  • Natural capital: The risk of violence that women and girls are exposed to when they move outside their village or camp to obtain water and firewood could potentially limit their access to natural resources, though testimonials do not confirm this hypothesis.
  1. ​​VAWG also affects other processes of social change.
  • VAWG limits the opportunities for survivors to access knowledge and information;
  • Represses collective and forward-looking decision-making processes;
  • Restricts learning opportunities, although findings show that women continue to innovate;
  • Tolerates the impunity of the perpetrators of violence; and
  • Supports social norms that maintain unequal and discriminatory power relations.
  1. Gender inequality, particularly VAWG, acts as a barrier to resilience-building.
  • From precarious reproductive health to a low literacy rate, there are a number of institutional obstacles that prevent women and girls from accessing the same opportunities as men and boys, and also from exercising decision-making power and agency on an gender-equal footing.
  1. In fragile contexts where VAWG is prevalent, there is a gap between the humanitarian response in emergency situations and the responses of relevant institutions to tackle and respond to everyday violence.
  • In times of crisis, the multi-sectoral response initiated by NGOs and UN agencies is based on well-established protection principles and processes that address and help prevent VAWG.

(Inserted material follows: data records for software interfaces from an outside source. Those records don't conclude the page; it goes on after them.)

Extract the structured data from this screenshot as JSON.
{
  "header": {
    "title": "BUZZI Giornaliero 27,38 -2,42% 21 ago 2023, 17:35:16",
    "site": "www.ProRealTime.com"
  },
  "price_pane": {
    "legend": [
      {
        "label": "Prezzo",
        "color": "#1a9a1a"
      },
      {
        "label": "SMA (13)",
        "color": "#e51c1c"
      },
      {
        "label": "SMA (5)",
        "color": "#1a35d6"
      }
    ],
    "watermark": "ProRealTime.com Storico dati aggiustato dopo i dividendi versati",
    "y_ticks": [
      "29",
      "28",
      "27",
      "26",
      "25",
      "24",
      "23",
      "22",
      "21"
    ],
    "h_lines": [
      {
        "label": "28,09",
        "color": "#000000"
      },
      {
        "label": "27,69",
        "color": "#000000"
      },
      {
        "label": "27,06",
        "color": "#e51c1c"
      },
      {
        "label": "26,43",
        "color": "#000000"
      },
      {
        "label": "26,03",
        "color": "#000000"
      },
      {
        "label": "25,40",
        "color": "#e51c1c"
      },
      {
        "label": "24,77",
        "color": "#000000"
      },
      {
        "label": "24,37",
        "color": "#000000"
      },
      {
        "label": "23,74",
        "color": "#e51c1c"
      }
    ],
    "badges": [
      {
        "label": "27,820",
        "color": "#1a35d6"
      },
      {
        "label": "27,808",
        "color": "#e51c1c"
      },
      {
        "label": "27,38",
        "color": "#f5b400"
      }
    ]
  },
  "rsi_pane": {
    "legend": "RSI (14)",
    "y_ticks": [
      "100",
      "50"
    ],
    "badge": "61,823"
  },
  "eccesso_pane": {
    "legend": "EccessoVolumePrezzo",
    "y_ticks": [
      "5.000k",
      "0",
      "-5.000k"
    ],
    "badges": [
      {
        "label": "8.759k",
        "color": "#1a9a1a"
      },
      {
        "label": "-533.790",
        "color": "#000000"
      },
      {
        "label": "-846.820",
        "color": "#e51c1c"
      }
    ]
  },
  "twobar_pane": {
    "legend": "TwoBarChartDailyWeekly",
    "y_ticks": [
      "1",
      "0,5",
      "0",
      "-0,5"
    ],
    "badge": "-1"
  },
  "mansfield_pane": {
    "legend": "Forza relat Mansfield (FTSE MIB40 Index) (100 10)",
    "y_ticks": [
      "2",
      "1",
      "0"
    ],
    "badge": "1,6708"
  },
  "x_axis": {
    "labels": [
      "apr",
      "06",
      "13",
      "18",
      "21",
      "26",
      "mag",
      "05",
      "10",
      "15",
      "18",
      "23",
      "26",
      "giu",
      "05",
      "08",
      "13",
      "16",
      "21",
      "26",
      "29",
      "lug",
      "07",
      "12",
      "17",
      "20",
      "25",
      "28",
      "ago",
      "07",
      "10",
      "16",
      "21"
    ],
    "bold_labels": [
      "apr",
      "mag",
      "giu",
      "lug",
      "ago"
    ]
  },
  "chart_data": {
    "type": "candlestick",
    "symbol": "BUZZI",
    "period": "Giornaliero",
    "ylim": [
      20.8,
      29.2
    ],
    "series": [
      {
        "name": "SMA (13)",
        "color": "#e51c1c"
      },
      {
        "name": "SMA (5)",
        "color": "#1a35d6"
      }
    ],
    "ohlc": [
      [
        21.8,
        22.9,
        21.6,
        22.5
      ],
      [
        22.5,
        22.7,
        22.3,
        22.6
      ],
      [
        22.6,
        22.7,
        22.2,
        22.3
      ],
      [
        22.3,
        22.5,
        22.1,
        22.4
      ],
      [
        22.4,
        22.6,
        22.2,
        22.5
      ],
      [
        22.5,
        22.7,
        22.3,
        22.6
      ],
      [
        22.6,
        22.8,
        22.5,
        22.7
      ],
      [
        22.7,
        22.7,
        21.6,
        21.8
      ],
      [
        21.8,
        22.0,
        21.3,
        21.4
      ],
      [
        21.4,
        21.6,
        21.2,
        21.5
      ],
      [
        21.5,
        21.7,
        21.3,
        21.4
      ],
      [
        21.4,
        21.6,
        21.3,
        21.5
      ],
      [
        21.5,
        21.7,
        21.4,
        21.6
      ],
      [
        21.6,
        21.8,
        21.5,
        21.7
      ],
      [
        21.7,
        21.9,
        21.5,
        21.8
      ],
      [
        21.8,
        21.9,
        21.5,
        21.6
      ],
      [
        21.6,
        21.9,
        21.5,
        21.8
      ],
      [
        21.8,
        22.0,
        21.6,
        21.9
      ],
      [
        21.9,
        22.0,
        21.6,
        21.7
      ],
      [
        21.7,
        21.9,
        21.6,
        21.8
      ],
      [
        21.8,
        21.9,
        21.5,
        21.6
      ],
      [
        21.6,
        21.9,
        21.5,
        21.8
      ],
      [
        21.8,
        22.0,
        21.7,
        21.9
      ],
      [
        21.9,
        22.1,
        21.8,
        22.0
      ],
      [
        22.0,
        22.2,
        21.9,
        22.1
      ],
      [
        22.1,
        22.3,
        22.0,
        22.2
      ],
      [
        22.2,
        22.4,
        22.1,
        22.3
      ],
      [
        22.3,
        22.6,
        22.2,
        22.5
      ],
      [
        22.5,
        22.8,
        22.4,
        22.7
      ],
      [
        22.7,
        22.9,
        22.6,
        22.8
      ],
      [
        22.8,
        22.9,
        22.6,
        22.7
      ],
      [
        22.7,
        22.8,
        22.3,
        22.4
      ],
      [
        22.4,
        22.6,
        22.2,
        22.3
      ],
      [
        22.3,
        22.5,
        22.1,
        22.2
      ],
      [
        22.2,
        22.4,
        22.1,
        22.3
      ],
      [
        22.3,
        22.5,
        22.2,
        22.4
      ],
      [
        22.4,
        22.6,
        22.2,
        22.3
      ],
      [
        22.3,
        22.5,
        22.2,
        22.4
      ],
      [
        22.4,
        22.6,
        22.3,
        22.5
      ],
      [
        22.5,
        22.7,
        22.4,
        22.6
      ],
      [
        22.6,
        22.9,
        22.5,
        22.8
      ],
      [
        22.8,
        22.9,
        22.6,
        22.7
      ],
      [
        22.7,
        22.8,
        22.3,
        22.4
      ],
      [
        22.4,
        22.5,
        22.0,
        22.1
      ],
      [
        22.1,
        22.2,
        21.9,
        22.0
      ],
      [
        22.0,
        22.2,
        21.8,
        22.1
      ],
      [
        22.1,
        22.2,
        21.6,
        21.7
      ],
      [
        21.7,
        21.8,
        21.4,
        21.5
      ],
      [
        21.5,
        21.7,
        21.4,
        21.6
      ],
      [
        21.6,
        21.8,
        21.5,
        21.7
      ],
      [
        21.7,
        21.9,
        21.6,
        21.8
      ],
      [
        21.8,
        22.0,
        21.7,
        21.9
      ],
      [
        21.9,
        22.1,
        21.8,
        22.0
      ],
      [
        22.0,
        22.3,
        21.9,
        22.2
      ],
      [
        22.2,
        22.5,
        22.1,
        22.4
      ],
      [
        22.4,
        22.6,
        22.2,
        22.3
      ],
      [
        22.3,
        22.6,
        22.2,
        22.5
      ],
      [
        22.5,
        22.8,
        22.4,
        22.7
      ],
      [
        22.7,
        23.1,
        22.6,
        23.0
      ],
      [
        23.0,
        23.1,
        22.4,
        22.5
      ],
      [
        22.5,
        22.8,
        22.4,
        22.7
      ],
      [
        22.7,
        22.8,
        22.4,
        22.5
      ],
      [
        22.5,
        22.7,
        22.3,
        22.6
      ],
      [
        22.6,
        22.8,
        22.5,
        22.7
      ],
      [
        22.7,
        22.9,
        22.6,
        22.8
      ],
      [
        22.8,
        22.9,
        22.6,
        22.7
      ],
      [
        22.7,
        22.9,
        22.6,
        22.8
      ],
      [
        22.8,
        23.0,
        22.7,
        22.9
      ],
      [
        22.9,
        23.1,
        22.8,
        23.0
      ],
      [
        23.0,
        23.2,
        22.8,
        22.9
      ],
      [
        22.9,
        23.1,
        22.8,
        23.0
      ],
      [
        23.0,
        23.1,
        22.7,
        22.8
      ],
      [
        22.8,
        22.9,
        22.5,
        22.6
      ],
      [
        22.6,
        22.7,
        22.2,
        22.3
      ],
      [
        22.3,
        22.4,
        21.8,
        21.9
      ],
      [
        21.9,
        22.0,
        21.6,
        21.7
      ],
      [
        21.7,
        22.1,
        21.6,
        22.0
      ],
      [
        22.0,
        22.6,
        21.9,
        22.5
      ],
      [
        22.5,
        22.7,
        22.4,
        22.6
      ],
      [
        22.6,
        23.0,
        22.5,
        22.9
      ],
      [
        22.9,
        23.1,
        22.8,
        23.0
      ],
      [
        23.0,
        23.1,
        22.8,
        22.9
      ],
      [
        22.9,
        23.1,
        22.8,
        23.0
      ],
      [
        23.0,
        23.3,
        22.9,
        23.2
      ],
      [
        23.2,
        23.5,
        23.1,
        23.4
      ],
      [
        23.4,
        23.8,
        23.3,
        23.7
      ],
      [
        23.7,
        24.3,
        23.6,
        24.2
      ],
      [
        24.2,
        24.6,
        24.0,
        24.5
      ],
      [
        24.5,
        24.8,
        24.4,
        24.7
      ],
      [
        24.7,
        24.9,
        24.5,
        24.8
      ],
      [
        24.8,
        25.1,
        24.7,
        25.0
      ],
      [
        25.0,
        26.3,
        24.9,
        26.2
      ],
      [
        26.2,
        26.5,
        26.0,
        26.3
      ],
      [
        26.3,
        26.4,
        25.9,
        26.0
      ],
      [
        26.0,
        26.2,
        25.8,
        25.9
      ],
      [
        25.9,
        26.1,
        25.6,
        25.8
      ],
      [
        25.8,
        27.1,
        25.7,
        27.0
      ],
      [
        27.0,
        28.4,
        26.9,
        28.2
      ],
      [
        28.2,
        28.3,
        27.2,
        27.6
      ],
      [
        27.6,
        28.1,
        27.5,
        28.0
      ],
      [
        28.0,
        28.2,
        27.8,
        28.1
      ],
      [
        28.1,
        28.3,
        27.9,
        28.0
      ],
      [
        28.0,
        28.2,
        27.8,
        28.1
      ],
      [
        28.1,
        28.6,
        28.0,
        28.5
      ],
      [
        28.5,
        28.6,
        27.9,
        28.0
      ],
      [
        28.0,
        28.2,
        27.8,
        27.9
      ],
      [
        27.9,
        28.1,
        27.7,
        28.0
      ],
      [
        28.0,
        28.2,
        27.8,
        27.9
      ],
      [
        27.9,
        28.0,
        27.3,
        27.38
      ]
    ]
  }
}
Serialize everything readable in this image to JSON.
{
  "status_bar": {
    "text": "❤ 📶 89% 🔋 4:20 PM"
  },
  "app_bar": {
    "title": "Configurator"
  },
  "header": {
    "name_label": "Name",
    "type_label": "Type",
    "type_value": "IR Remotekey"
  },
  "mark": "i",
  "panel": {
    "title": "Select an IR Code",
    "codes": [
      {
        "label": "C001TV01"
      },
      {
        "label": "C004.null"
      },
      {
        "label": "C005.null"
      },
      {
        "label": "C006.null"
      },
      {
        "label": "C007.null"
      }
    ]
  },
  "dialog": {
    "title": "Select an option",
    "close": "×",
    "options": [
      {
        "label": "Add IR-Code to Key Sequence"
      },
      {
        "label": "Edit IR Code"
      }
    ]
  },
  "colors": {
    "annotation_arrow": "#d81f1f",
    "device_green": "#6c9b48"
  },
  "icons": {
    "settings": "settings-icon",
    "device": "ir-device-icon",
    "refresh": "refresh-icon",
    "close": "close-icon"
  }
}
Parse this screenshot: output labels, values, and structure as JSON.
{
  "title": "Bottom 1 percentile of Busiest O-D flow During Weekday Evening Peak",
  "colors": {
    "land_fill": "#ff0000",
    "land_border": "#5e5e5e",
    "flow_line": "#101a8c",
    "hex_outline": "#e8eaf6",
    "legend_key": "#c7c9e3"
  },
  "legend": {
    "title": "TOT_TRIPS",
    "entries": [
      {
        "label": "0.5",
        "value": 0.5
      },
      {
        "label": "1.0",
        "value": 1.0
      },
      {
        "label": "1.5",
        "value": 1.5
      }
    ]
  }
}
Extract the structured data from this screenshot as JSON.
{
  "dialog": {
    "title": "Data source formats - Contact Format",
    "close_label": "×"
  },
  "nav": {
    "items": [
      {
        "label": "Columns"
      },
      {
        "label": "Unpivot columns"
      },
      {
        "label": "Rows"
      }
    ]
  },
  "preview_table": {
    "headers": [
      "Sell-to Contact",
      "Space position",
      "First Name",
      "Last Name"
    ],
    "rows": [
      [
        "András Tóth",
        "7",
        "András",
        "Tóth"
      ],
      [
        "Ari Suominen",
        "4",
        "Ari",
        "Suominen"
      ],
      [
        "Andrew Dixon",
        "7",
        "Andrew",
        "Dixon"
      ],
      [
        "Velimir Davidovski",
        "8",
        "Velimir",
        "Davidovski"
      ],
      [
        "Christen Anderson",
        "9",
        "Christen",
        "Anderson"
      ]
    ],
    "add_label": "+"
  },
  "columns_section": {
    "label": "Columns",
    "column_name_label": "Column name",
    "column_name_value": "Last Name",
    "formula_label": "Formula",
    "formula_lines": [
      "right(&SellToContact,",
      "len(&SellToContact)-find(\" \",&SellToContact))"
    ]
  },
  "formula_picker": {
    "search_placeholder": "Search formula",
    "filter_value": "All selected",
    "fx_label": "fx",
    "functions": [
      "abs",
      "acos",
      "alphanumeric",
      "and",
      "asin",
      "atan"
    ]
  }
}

From these key findings, the report concludes that if, in the face of VAWG, there are only mitigating measures adopted – e.g. supporting survivors’ health or their financial capital – and no holistic action is taken to respond to the underlying structural causes of VAWG and gender inequality, then development initiatives can only hope to moderately contribute resilience building.

Recommendations

The findings of this report on linking resilience and VAWG leads to a number of recommendations and lessons learned for NGOs working in Chad and other such fragile contexts where gender inequality is ingrained and VAWG is prevalent.

  1. Develop minimum standards for addressing gender inequality in resilience programmes
  2. Combat violence against women and girls through resilience programmes

Specific suggests for complimentary resilience-building and eradicating VAWG include ensuring access to reproductive health, promoting the importance of women’s and girls’ groups, maximizing the role of authorities, including traditional and religious leaders, establishing a holistic response to violence, and gender mainstreaming throughout resilience initiatives.

Read more recommendations in a policy brief connected to this report.

Further resources